I kept the 10% off coupon in my wallet until the day it expired. I received the coupon after selling off my first batch of clutter – some books I never read on topics that only half-interested me I purchased significantly discounted from some local closing bookstore – and had intended to stop by that favorite store to buy more things at 10% off. Discarding the coupon from its prominent spot was sublimely cathartic. “That coupon was top-of-mind awareness.”
Why do we let sales influence our purchasing behaviors?
I wrote this essay the day after Black Friday. There is currently nothing I own that I am in desperate need of upgrading and there is no new toy I am even remotely passionate about owning. Sure, I could use some better computers. My gaming rig can barely even run FEZ anymore and I could write quicker on beefier laptops.
How about cheaper items? A discounted CD, book, or action figure?
The one time I did stop by my favorite store, the 10% off coupon was already mentally discarded, and nothing caught my eye. Until recently, I didn’t have a discerning eye toward clutter, so I would buy something that would even casually catch my interest, maybe play around with it for a few minutes or hours, then move on.
Every item whose purpose doesn’t enrich my lifestyle should go.
Every item of clutter I’ve thrown away, recycled, donated, or sold conceptually represented an attempt at trying something new. As my interests narrowed into a comfortable groove of writing, I became less interested in attempting to start other projects other things, so rather than hang onto them, it’s important to let them go.
This realization led to a sharp decline in purchasing superfluous items.
If I’m selling off boxes of books I’ll never read, why should I buy another book at a slight discount? Is that a book I need to read or just one I’d like to own? Why am I so attached to this concept of ownership of goods? Why not rent or borrow it? What’s the appeal of having a shelf-full of things? To appear to be well… owned?
I have not consumed most of the items in my collections.

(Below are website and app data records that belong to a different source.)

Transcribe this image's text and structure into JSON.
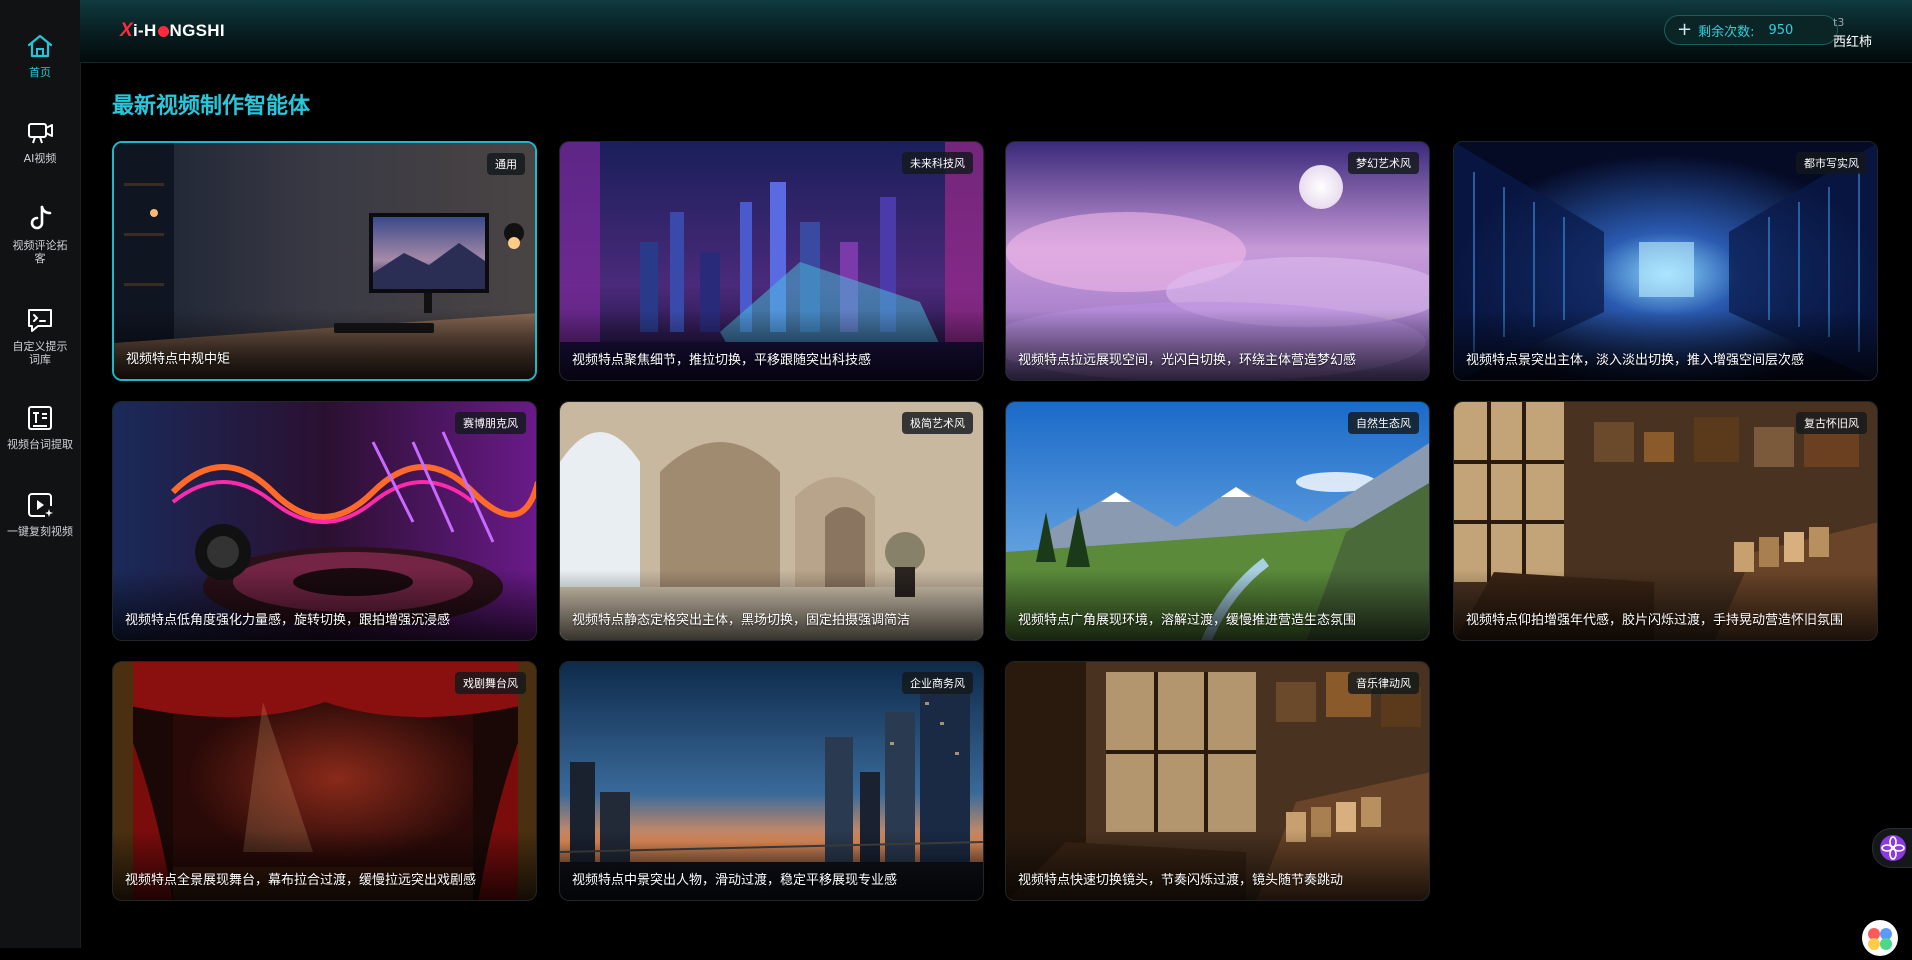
{
  "app": {
    "logo_text_1": "X",
    "logo_text_2": "i-H",
    "logo_text_3": "NGSHI",
    "credits_label": "剩余次数:",
    "credits_count": "950",
    "user_id": "t3",
    "user_name": "西红柿"
  },
  "sidebar": {
    "items": [
      {
        "label": "首页",
        "icon": "home-icon"
      },
      {
        "label": "AI视频",
        "icon": "video-camera-icon"
      },
      {
        "label": "视频评论拓客",
        "icon": "tiktok-icon"
      },
      {
        "label": "自定义提示词库",
        "icon": "prompt-icon"
      },
      {
        "label": "视频台词提取",
        "icon": "text-extract-icon"
      },
      {
        "label": "一键复刻视频",
        "icon": "video-clone-icon"
      }
    ]
  },
  "main": {
    "title": "最新视频制作智能体",
    "cards": [
      {
        "tag": "通用",
        "desc": "视频特点中规中矩"
      },
      {
        "tag": "未来科技风",
        "desc": "视频特点聚焦细节，推拉切换，平移跟随突出科技感"
      },
      {
        "tag": "梦幻艺术风",
        "desc": "视频特点拉远展现空间，光闪白切换，环绕主体营造梦幻感"
      },
      {
        "tag": "都市写实风",
        "desc": "视频特点景突出主体，淡入淡出切换，推入增强空间层次感"
      },
      {
        "tag": "赛博朋克风",
        "desc": "视频特点低角度强化力量感，旋转切换，跟拍增强沉浸感"
      },
      {
        "tag": "极简艺术风",
        "desc": "视频特点静态定格突出主体，黑场切换，固定拍摄强调简洁"
      },
      {
        "tag": "自然生态风",
        "desc": "视频特点广角展现环境，溶解过渡，缓慢推进营造生态氛围"
      },
      {
        "tag": "复古怀旧风",
        "desc": "视频特点仰拍增强年代感，胶片闪烁过渡，手持晃动营造怀旧氛围"
      },
      {
        "tag": "戏剧舞台风",
        "desc": "视频特点全景展现舞台，幕布拉合过渡，缓慢拉远突出戏剧感"
      },
      {
        "tag": "企业商务风",
        "desc": "视频特点中景突出人物，滑动过渡，稳定平移展现专业感"
      },
      {
        "tag": "音乐律动风",
        "desc": "视频特点快速切换镜头，节奏闪烁过渡，镜头随节奏跳动"
      }
    ]
  },
  "colors": {
    "accent": "#27c8dc",
    "logo_red": "#ff2a3d",
    "background": "#000000",
    "sidebar": "#111214"
  }
}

I confess publically that I have not watched a majority of my movie collection or read a majority of my books. My videogame backlog will never be completed. I still own at least 196 CDs I haven’t heard. I think the real reason for this is that I’ve chased after the appearance of having watched/read rather than watching/reading.
I’d rather play EarthBound than half of all videogames.
I listen to the same bands on a monthly rotation. I might listen to more, but compared to years ago, I’ve been much less exploratory, and I don’t think it’s a reduction in the quality of my life. Quite the opposite. I’m not chasing after the 10% off deals anymore. I’m chasing after the 10% that will make me the happiest.
Everyone else can go after those future clutter items.
|Sources: My personal experiences.|
|Inspirations: The title just popped up as I was finishing writing “Moves Until Moved.” Maybe thinking about that coupon had some regret attached to it? I mean, Half-Priced Books is my favorite store and I’ve bought many things from them, but at the same time, how much of it was stuff that has significantly enriched my life? That I bought randomly for 10% off? That I couldn’t have bought later or elsewhere?|
|Related: Other Moving Zeal essays.|
|Picture: A quick simulacrum of the coupon.|
|Written On: November 24th [30 minutes]|
|Last Edited: First draft; final draft.|